China is not retreating from commitment to high-speed rail (it’s system is largely built out at this point), the cost of moving too quickly has been significant in terms of its international prestige as well as the damage to the government’s domestic political credibility. One of the “learnings” from China is fairly simple: Once a program achieves national prominance and becomes part of a broad-based political platform, it’s a good time to step back, reassess, and slow down.

Samuel R. Staley, Ph.D. is a senior research fellow at Reason Foundation and managing director of the DeVoe L. Moore Center at Florida State University in Tallahassee where he teaches graduate and undergraduate courses in urban planning, regulation, and urban economics. Prior to joining Florida State, Staley was director of urban growth and land-use policy for Reason Foundation where he helped establish its urban policy program in 1997.

Staley is the author of several books, most recently co-authoring Mobility First: A New Vision for Transportation in a Globally Competitive 21st Century (Rowman & Littlefield, 2008). Texas Gov. Rick Perry aid Staley and Moore "get it right" and world bank urban planner Alain Bartaud called it "a must read for urban managers of large cities in the United States and around the world."

He is also co-author, with Ted Balaker, of The Road More Traveled: Why The Congestion Crisis Matters More Than You Think, and What We Can Do About It (Rowman and Littlefield, September, 2006). Author Joel Kotkin said, "The Road More Traveled should be required reading not only for planners and their students, but anyone who loves cities and wants them to thrive as real places, not merely as museums, in the 21st Century." Former U.S. Secretary of Transportation Mary Peters said, "Balaker and Staley clearly debunk the myth that there is nothing we can do about congestion."

Staley's previous book, Smarter Growth: Market-based Strategies for Land-use Planning in the 21st Century (Greenwood Press, 2001), was called the "most thorough challenge yet to regional land-use plans" by Planning magazine.

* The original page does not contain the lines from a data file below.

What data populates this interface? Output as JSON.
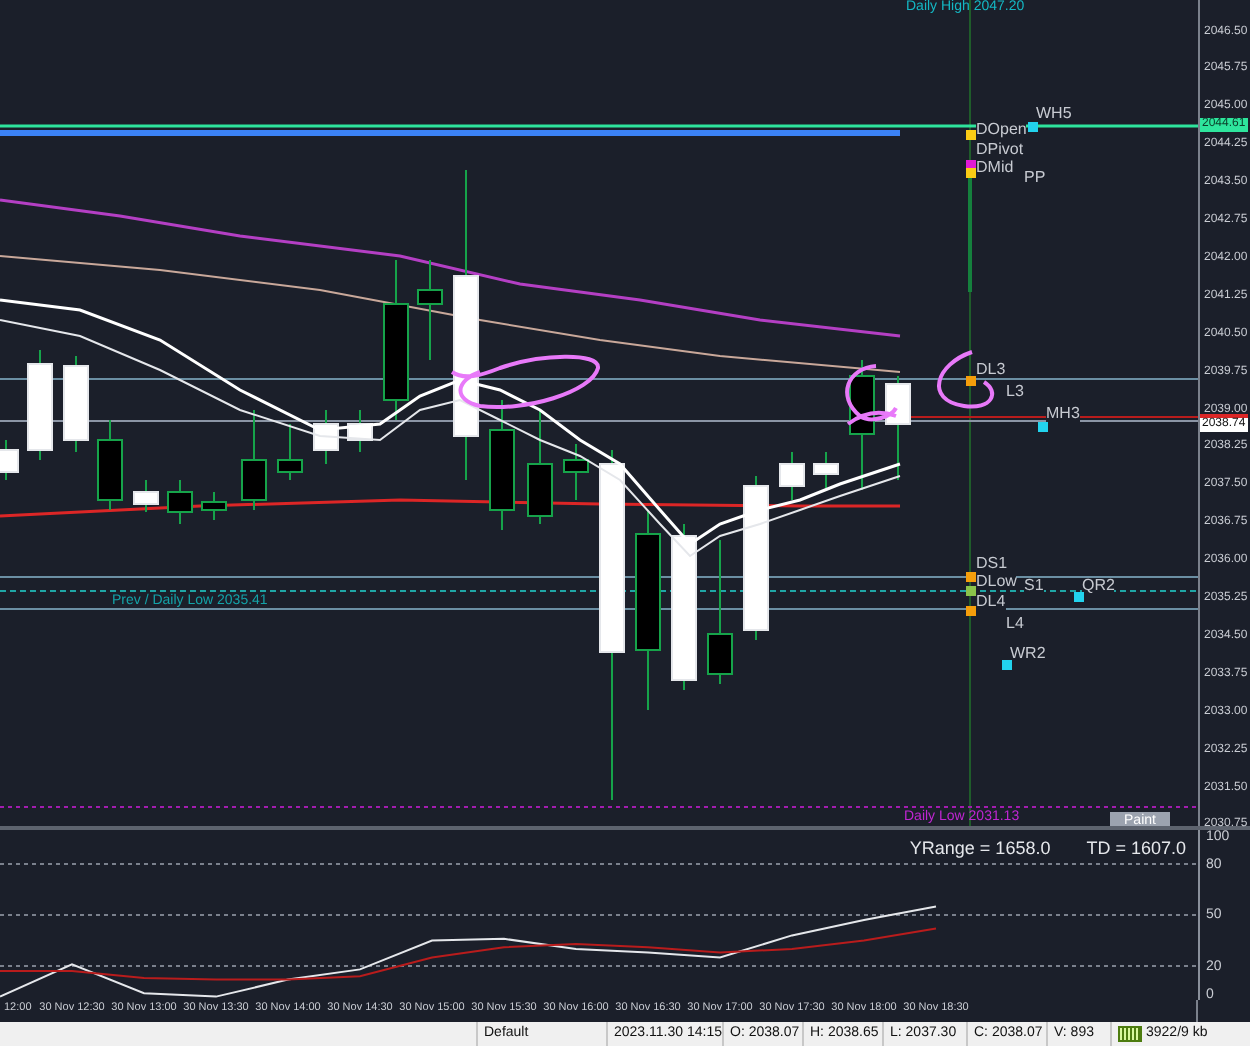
{
  "chart": {
    "daily_high": "Daily High 2047.20",
    "prev_daily_low": "Prev / Daily Low 2035.41",
    "daily_low": "Daily Low 2031.13",
    "paint_button": "Paint",
    "markers": [
      {
        "kind": "dot",
        "label": "WH5",
        "color": "#22d3ee"
      },
      {
        "kind": "dot",
        "label": "DOpen",
        "color": "#facc15"
      },
      {
        "kind": "dot",
        "label": "DPivot",
        "color": "#e11ad5"
      },
      {
        "kind": "dot",
        "label": "DMid",
        "color": "#facc15"
      },
      {
        "kind": "plain",
        "label": "PP"
      },
      {
        "kind": "dot",
        "label": "DL3",
        "color": "#f59e0b"
      },
      {
        "kind": "plain",
        "label": "L3"
      },
      {
        "kind": "dot",
        "label": "MH3",
        "color": "#22d3ee"
      },
      {
        "kind": "dot",
        "label": "DS1",
        "color": "#f59e0b"
      },
      {
        "kind": "dot",
        "label": "DLow",
        "color": "#8bc34a"
      },
      {
        "kind": "plain",
        "label": "S1"
      },
      {
        "kind": "dot",
        "label": "QR2",
        "color": "#22d3ee"
      },
      {
        "kind": "dot",
        "label": "DL4",
        "color": "#f59e0b"
      },
      {
        "kind": "plain",
        "label": "L4"
      },
      {
        "kind": "dot",
        "label": "WR2",
        "color": "#22d3ee"
      }
    ]
  },
  "price_axis": {
    "labels": [
      "2046.50",
      "2045.75",
      "2045.00",
      "2044.25",
      "2043.50",
      "2042.75",
      "2042.00",
      "2041.25",
      "2040.50",
      "2039.75",
      "2039.00",
      "2038.25",
      "2037.50",
      "2036.75",
      "2036.00",
      "2035.25",
      "2034.50",
      "2033.75",
      "2033.00",
      "2032.25",
      "2031.50",
      "2030.75"
    ],
    "level_price": "2044.61",
    "current_price": "2038.74"
  },
  "oscillator": {
    "yrange": "YRange = 1658.0",
    "td": "TD = 1607.0",
    "chart_data": {
      "type": "line",
      "categories": [
        "12:00",
        "30 Nov 12:30",
        "30 Nov 13:00",
        "30 Nov 13:30",
        "30 Nov 14:00",
        "30 Nov 14:30",
        "30 Nov 15:00",
        "30 Nov 15:30",
        "30 Nov 16:00",
        "30 Nov 16:30",
        "30 Nov 17:00",
        "30 Nov 17:30",
        "30 Nov 18:00",
        "30 Nov 18:30"
      ],
      "series": [
        {
          "color": "#e5e7eb",
          "values": [
            2,
            21,
            4,
            2,
            12,
            18,
            35,
            36,
            30,
            28,
            25,
            38,
            47,
            55
          ]
        },
        {
          "color": "#b91c1c",
          "values": [
            17,
            17,
            13,
            12,
            12,
            14,
            25,
            31,
            33,
            31,
            28,
            30,
            35,
            42
          ]
        }
      ],
      "grid": true,
      "ylim": [
        0,
        100
      ],
      "yticks": [
        0,
        20,
        50,
        80,
        100
      ]
    }
  },
  "status_bar": {
    "profile": "Default",
    "datetime": "2023.11.30 14:15",
    "open": "O: 2038.07",
    "high": "H: 2038.65",
    "low": "L: 2037.30",
    "close": "C: 2038.07",
    "volume": "V: 893",
    "traffic": "3922/9 kb"
  }
}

In addition to these books, he is the author of Drug Policy and the Decline of American Cities (Transaction Publishers, 1992) and Planning Rules and Urban Economic Performance: The Case of Hong Kong (Chinese University Press, 1994).

His more than 100 professional articles, studies, and reports have appeared in publications such as The Wall Street Journal, The New York Times, Washington Post, Los Angeles Times, Investor's Business Daily, Journal of the American Planning Association, Planning magazine, Reason magazine, National Review and many others.

Staley's approach to urban development, transportation and public policy blends more than 20 years of experience as an economic development consultant, academic researcher, urban policy analyst, and community leader.

Staley is a former chair for his local planning board in his hometown of Bellbrook, Ohio. He is also a former member of its Board of Zoning Appeals and Property Review Commission, vice chair of his local park district's open space master plan committee, and chair of its Charter Review Commission.

Staley received his B.A. in Economics and Public Policy from Colby College, M.S. in Social and Applied Economics from Wright State University, and Ph.D. in Public Administration, with concentrations in urban planning and public finance from Ohio State University.